On Sunday 1st of June, 3PM, Cha Ren Ya Xin will perform a Ming dynasty Cha Xi (tea party) at the Taipei Story House (next to the Fine Arts Museum). This time, the Cha Xi is supposed to take place indoors.
Here is my latest set-up that I have thought of for the occasion. Teaparker suggested we use a green Cha Bu (so I made this new one!). The main reason for green is that we will all brew loose green tea (as fits the current spring season). I liked this green cloth, because its dark roughness has a certain 'authentic' depth that should fit an ancient Chinese dynasty quite well.

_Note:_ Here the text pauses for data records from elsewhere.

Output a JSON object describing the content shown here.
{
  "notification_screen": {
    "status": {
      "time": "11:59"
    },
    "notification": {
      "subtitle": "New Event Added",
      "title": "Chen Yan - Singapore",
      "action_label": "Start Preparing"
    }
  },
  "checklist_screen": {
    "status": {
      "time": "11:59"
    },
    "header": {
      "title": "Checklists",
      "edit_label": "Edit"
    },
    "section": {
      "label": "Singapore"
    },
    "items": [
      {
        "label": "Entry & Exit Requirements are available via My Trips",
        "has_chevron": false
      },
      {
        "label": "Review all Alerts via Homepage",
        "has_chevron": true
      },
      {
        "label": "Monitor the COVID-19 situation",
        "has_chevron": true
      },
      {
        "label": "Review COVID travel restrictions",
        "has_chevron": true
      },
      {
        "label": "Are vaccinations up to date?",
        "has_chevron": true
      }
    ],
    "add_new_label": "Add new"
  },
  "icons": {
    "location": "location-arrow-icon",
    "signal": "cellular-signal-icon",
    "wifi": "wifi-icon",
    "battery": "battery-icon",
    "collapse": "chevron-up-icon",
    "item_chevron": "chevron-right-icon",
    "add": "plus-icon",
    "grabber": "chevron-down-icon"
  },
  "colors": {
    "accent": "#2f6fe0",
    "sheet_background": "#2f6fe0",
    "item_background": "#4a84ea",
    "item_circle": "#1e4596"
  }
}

Silver would be the best fit for green tea, but we thought that silver teapots are not very particular to Ming dynasty. Ming teapots used to be big and roundish in shape. And most were made of clay. Teaparker told us that duanni clay is the best match for green tea. I thought that a harder clay would brew the light fragrances better. So, I compared brewing my San Hsia Bi Luo Chun in the zisha Chun Si and in this 20 cl duanni Yi Li Zhu. And to my surprise, the result with the duanni was nicer. It was rounder and lost less fragrance than I had feared. That's why I decided to use this teapot, the biggest duanni teapot I have (so far).
We will use an old white plate to present the dry leaves. After they are inserted in the teapot, I'm thinking of bringing my second old tetsubin on the Cha Bu.
For this practice, I could use these wonderful handmade Korean tea cups (thanks again to the dear reader who gave them to me). They are really very special with their color variations. And they fit this Cha Xi very well. Unfortunately, I won't have enough for the Story House Event. So, I still need to find other cups until then...
There's another interesting Ming dynasty habit I learned from Teaparker. In those times, each participant would have his own teapot and make his own tea! If you want to make your own Ming dynasty event, this is tradition can help it make it more interactive. But for this Story House event, we will retain the usual format of one brewer and 5-6 drinkers for more convenience with the water (and teapots) preparation.
See also my previous attempt at making a Cha Xi with Ming dynasty inspiration (in French).